''Fair-share health care is going to sweep the nation,'' said Vincent DeMarco, president of the Maryland Citizens' Health Initiative.
Last week, the Maryland Legislature overrode Gov. Robert Ehrlich's veto to become the first state to effectively force Wal-Mart, the nation's largest retailer, to boost employee health-care spending.
Starting next year, the Fair-Share Health Care Plan will require private companies with more than 10,000 employees in Maryland to spend at least 8 percent of payroll on health coverage, or make a contribution to the state's insurance program for the poor.
Wal-Mart, with about 17,000 employees in the state, is the only large company known to fall short of the 8 percent spending requirement.
Naomi Walker, director of state legislative programs for the AFL-CIO, said that since the veto override in Maryland, other state lawmakers are feeling a ''new excitement'' about pushing for more employer health coverage, especially from Wal-Mart. (It could not be determined whether any such move is afoot in Utah.)
''We're hearing stories from around the country of legislators who are fighting among each other about who is going to be the one to introduce the bill,'' she said.
At a briefing, the activists said that in Washington state and Wisconsin, legislatures have started conducting hearings on such bills.
In Florida, ''they are in the process of putting together the legislative pieces'' to fit with existing state laws, said Rich Templin, spokesman for the AFL-CIO in Florida. ''There is bipartisan support for this bill,'' which will be introduced within days, he said in a telephone interview.
Similar preparations are under way in Georgia, Ohio and other states where lawmakers have been inspired by developments in Annapolis, Walker said.
Last Thursday, Wal-Mart spokesman Nate Hurst issued a statement predicting that the Maryland law and others like it would ''fail to control the soaring cost of health care [and] . . . cost jobs and slow economic growth.''
Wal-Mart notes that Maryland has 786,000 uninsured people, ''and less than one-half of 1 percent work for Wal-Mart.''
The retailer also points out that more than three-fourths of its employees have health coverage.

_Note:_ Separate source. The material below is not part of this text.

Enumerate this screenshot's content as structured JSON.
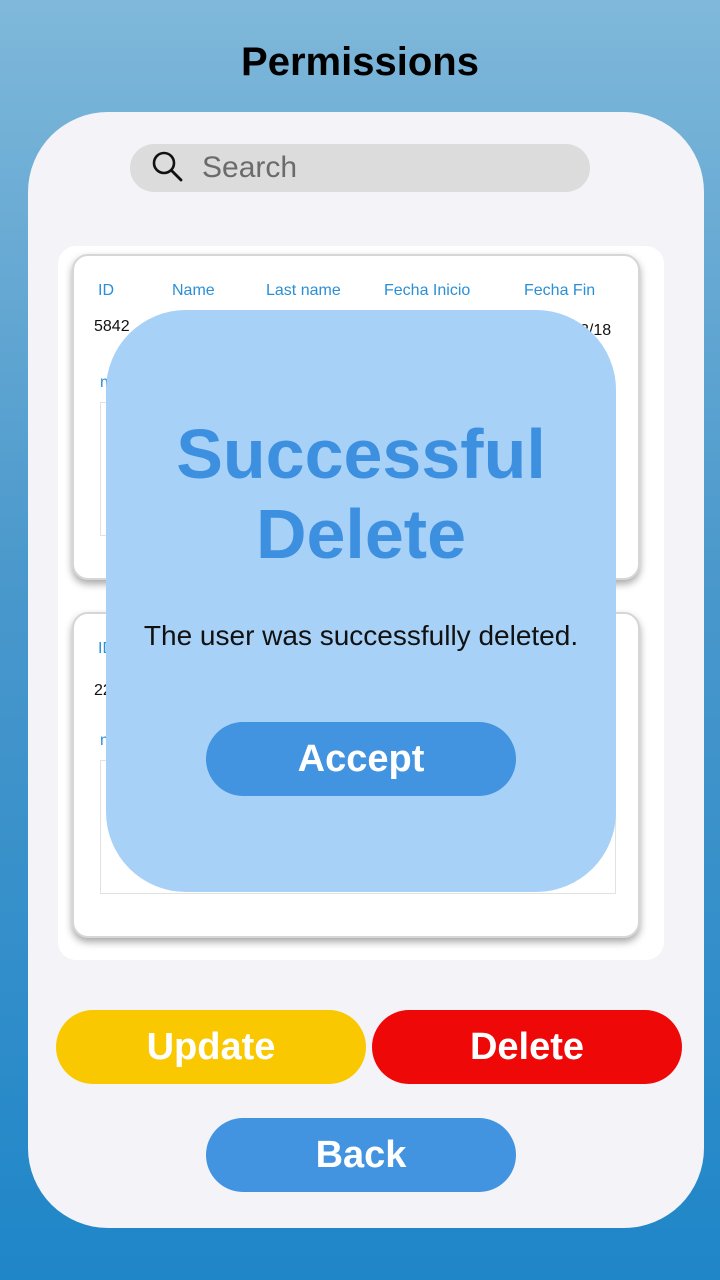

In Maryland, both full-time and part-time Wal-Mart workers can become eligible for company health coverage that costs as little as $23 a month, the company said.
Wal-Mart supporters argue that the company's employees are only slightly more likely than their counterparts at other large retailers to collect Medicaid, the federal-state health care program for low-income people.
But union officials and health-care activists say Wal-Mart stints on health coverage and shifts those costs to taxpayers, who fund Medicaid. That is unfair to both taxpayers and the Wal-Mart competitors who provide more generous health-care coverage, they say.
''Health-care costs have gone out of control,'' Maryland Sen. Gloria Lawlah, a Democrat and a lead sponsor of the legislation, said at the briefing. Unless large, profitable companies provide reasonable health coverage for employees, state budgets will be swamped by costs associated with helping uninsured families, she said.